So it’s been a while. QUITE a while, in fact. I might have made a blog post last spring, all about how we were getting ready to get the Buffalo out of Japan, finally, and on to Alaska for the summer cruising season. You might have noticed that this did not happen.
Our friend Captain Steve had his visa exemption issued, giving him official permission to get a visa and travel to Japan from New Zealand. Then Covid surged in Japan, and all bets were off. No visa for Steve, Stan, myself, or anyone else. We were too despondent to bother updating the blog with that bit of news; so we just hunkered down and lived our best life here in Bellingham, WA with our two new cats, Ash and Crooked Hillary.
Buffalo Nickel hunkered down and lived her… second-best life, tied to the dock in Fukuoka, under the care of our friend Kirk.
As of today, Japan is STILL not letting foreign tourists in at will. But through a happy series of coincidences, word of mouth three degrees of separation away, and “get me on the next flight to Honolulu!”, Stan was introduced to a Japanese national (who goes by Mike in the US.) Mike had the ability and the inclination to help him get a business visa to travel to Japan.
After stopping in Tokyo to visit Mike, Stan rejoined the boat in late April, with Steve following along from New Zealand three weeks later. After 2.5 years at the dock, the theme of their time in Fukuoka was boat work: maintenance, testing of systems, updates, and repairs.
Mechanically, she seemed in fine shape; shockingly so, in fact. The two main engines and the generator were healthy and happy (the boat is designed for easy fresh water flushing capability when leaving her sitting for more than a few days…but still.) The water maker was an even bigger surprise: since we weren’t planning to be gone that long when we left her in Japan late December of 2019, we did not bother pickling the membranes of the water maker to preserve them.

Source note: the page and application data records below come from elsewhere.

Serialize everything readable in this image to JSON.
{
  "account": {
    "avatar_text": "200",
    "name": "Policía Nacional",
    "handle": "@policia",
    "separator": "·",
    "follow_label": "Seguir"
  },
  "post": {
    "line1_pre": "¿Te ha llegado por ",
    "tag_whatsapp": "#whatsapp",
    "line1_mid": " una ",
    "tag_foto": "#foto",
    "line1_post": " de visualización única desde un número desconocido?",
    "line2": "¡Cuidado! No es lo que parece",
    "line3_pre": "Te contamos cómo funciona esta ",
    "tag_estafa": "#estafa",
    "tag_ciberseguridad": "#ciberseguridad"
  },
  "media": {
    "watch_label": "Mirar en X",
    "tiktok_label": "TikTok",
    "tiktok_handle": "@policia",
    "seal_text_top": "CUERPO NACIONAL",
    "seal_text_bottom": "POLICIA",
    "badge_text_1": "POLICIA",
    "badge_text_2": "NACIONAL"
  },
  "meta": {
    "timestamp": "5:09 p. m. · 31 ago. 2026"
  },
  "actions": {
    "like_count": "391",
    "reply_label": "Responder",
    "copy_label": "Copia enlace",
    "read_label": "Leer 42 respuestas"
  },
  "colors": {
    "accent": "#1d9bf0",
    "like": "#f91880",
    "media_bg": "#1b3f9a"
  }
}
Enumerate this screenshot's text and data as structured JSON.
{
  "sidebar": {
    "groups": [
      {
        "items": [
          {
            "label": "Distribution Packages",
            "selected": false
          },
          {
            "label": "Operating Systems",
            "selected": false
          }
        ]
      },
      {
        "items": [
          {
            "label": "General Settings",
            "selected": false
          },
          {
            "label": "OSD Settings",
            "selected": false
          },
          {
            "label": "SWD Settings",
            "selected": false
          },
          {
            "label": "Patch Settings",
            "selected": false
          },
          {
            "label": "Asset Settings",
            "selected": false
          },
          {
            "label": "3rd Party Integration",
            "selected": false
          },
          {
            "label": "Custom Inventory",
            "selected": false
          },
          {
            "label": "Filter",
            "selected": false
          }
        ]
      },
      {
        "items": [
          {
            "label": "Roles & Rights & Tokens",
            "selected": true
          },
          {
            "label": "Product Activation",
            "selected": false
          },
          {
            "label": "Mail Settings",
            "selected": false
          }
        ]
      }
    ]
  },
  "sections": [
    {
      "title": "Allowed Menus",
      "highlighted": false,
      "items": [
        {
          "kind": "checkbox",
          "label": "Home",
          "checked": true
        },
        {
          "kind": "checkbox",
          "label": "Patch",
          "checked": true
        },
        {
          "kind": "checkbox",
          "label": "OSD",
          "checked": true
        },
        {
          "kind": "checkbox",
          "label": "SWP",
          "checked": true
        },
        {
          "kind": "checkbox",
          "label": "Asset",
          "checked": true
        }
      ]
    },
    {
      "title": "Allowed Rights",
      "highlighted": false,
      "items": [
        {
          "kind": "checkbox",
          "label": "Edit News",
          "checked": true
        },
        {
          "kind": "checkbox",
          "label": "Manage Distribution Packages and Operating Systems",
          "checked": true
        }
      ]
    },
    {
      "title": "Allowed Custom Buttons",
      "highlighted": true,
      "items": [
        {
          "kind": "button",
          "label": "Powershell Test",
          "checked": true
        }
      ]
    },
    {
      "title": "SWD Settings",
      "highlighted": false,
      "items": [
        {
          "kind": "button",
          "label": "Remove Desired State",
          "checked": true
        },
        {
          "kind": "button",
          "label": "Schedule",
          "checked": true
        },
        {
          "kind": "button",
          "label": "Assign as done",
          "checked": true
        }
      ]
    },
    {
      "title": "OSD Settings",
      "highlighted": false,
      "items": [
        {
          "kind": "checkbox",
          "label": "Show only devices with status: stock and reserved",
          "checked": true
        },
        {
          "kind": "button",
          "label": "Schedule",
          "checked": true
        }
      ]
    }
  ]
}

All this time, Kirk has been giving the unit a fresh water flush every two weeks, and that’s all. Water makers are one of, if not THE most picky and bratty systems aboard most cruising boats, with ours being no exception. And yet, the unit fired right up, and proceeded to dump pristine water into our tanks, whose existing contents were somehow also clean and crystal clear.
You expect the mechanical systems, with their pumps, impellers, and other moving parts, to suffer from long periods of disuse. That was not the case aboard Buffalo Nickel, at all. On the other hand, her electronics presented them with all kinds of issues.
One of our two navigation computers gave them the blue screen of death on startup, necessitating hours of call time with support getting Windows re-installed, then the Furuno navigation software up and running again. Our Maretron monitoring system uses its own black box to display all kinds of vessel data on one of our displays. That black box was dead on arrival. And our handheld Iridium satellite phone… also not working. To top it off, after both nav computers were up and running again, two of the three main helm display monitors died, during the same night. Gremlins!!!
Our helm is cleverly designed to lift up, allowing easy access to the intimidating but well labeled guts underneath. In the pic above, and the previous one where Steve is at work, the blue background is the underside of the main helm, and the backs of the instruments installed on it.
Much labor, hassle, and frustration ensued. But it wasn’t all toil and trouble. Evenings were spent catching up with old friends, and making new ones.
Finally the time came to make the multi-day passage from Fukuoka, in western Japan, to Hakodate, on the easternmost island of Hokkaido.
That passage turned out to be either a nightmare, or the perfect shakedown cruise, depending on your point of view. Weather was rather far from predictions, and conditions were awful in the Sea of Japan, with sustained winds of 40 knots on the nose for over 24 hours of it, and not much better the rest of the time. Seas were 20 feet at 6 seconds. Stan took pics of the chaos and mess aboard, but they are frankly too depressing to publish! The Buffalo passed her shakedown cruise with flying colors though, inspiring confidence for the big passage: from Hokkaido to the Aleutian Islands of Alaska.
During their time in Hakodate, a bit more preparation, provisioning, etc. — and a lot more socializing — were the order of the day.
They made their last hop, from Hakodate to Kushiro, a small port toward the eastern end of Hokkaido.
Their weather window opened almost immediately after that… and a damn fine one, too. Before leaving, they heard a persistent bumping sound against the hull. They finally traced it to a monstrosity formed of fishing net, rope, floats, and kelp, which had arrived by the river’s current and hung up on one of our stabilizer fins. Good they got rid of that instead of dragging it all the way to Alaska!
As of today, they are most of the way to Attu Station, the outermost of Alaska’s Aleutian Islands. They have had almost dead calm conditions, perfect for passagemaking under power (other than the fog, which is only a minor annoyance.)
I am scheduled to leave on July 7, after attending my nephew Jason’s wedding in Santa Barbara, to fly on one of the two weekly flights to the island of Adak to meet them. (Google has Adak labeled on the satellite map below.) I’m so excited to finally be opening this new chapter, I can hardly sit still!
Talk soon, dear readers!